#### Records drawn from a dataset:
======

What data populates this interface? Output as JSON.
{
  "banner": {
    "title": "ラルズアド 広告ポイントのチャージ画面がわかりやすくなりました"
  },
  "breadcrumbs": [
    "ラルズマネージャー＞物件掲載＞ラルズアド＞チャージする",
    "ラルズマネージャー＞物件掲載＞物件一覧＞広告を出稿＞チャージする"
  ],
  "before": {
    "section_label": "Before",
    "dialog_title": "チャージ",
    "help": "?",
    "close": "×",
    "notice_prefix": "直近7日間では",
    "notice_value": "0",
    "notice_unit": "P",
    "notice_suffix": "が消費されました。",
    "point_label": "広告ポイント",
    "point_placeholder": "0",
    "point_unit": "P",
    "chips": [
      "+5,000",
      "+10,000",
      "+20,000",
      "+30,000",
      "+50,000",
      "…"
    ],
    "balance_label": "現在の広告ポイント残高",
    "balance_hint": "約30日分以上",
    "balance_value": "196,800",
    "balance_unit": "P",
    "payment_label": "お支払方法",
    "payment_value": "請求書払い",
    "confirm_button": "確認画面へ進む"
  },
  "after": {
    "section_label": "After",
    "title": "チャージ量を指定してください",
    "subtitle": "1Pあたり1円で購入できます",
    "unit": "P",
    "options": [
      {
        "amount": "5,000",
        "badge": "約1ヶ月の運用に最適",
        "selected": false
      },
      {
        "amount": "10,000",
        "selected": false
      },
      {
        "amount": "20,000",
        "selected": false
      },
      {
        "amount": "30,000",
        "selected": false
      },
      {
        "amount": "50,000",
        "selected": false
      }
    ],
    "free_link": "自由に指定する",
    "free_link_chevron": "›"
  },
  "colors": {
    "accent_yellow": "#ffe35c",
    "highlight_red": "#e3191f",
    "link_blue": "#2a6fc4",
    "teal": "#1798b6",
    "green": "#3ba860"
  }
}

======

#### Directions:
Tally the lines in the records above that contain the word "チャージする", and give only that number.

#### Response:
2